- Opening Delimiter -

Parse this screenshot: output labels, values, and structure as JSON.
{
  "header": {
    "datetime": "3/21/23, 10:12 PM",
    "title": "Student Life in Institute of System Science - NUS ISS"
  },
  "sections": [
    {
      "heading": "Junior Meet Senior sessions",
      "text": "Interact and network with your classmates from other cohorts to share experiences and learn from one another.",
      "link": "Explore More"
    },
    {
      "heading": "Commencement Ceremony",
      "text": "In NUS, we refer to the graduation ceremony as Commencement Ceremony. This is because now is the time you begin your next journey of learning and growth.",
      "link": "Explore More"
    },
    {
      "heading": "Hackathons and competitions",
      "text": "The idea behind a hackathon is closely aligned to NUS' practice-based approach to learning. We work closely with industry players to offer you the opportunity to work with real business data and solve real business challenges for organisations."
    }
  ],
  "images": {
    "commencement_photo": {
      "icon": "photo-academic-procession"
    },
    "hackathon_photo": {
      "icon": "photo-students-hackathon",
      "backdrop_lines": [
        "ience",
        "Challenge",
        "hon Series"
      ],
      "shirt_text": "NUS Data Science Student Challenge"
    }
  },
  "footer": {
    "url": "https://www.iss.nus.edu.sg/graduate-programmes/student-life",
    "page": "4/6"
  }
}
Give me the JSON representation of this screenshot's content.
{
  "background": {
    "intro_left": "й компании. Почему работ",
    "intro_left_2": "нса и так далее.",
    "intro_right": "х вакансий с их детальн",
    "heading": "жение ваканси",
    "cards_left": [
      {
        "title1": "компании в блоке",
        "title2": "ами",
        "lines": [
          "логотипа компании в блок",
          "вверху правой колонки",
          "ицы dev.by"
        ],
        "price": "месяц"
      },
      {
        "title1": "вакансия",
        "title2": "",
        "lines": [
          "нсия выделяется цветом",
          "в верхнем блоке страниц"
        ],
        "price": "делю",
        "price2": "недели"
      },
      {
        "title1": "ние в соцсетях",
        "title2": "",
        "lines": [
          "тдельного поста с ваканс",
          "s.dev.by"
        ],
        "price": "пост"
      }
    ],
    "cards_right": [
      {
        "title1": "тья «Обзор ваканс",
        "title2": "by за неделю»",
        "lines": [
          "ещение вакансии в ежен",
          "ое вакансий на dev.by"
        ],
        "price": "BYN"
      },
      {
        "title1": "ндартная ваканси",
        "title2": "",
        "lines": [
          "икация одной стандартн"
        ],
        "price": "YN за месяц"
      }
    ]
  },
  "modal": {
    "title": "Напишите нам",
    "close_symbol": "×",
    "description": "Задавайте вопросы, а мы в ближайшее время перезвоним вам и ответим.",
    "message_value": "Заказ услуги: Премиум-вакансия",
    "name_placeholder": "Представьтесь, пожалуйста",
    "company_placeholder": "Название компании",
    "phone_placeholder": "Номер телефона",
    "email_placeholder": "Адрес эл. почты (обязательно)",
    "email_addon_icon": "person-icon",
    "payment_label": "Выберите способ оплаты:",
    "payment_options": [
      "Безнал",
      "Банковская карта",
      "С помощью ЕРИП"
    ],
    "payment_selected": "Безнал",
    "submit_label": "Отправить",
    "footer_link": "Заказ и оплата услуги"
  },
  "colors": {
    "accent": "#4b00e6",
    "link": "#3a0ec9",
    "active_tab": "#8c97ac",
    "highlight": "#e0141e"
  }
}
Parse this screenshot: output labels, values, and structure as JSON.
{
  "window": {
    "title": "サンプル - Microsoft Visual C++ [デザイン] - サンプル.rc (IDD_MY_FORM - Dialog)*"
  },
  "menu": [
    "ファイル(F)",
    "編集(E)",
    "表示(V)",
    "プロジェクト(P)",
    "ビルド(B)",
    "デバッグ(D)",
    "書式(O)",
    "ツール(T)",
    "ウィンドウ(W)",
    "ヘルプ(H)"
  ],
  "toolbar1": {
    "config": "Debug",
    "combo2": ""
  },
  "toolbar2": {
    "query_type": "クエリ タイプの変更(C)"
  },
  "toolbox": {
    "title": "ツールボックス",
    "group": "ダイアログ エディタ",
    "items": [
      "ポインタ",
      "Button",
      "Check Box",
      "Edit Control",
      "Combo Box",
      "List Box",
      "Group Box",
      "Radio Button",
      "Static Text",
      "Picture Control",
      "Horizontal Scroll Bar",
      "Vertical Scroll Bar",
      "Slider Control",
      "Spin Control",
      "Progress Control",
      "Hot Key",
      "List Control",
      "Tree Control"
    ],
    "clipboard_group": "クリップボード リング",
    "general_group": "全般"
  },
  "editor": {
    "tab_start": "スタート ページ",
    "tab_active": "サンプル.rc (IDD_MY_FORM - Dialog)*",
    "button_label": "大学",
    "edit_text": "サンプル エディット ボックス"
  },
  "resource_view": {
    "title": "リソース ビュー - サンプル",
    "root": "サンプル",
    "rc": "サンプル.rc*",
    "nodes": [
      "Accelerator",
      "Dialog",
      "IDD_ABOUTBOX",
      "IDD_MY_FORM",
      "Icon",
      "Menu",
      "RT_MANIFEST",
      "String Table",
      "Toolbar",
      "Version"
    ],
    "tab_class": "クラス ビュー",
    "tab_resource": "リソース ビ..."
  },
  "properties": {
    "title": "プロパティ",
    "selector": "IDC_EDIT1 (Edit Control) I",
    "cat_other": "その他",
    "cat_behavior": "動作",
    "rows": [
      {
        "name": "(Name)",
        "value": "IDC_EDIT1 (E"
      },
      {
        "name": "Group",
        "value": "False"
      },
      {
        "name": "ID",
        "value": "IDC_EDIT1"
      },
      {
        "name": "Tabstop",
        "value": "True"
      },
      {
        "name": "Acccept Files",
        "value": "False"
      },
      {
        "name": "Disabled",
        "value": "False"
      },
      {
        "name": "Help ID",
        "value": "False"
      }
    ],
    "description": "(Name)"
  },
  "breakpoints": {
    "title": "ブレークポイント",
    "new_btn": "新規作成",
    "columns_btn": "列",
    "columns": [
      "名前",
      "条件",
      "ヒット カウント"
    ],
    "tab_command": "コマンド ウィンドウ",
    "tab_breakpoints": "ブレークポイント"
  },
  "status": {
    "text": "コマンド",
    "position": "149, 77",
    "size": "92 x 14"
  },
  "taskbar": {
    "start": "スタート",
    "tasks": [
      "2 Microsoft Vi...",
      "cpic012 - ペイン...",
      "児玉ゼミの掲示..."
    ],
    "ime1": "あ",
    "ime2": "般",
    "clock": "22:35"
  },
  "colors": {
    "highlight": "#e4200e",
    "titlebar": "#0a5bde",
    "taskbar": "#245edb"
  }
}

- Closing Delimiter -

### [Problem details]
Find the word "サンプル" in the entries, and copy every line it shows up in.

### [The answer]
    "title": "サンプル - Microsoft Visual C++ [デザイン] - サンプル.rc (IDD_MY_FORM - Dialog)*"
    "tab_active": "サンプル.rc (IDD_MY_FORM - Dialog)*",
    "edit_text": "サンプル エディット ボックス"
    "title": "リソース ビュー - サンプル",
    "root": "サンプル",
    "rc": "サンプル.rc*",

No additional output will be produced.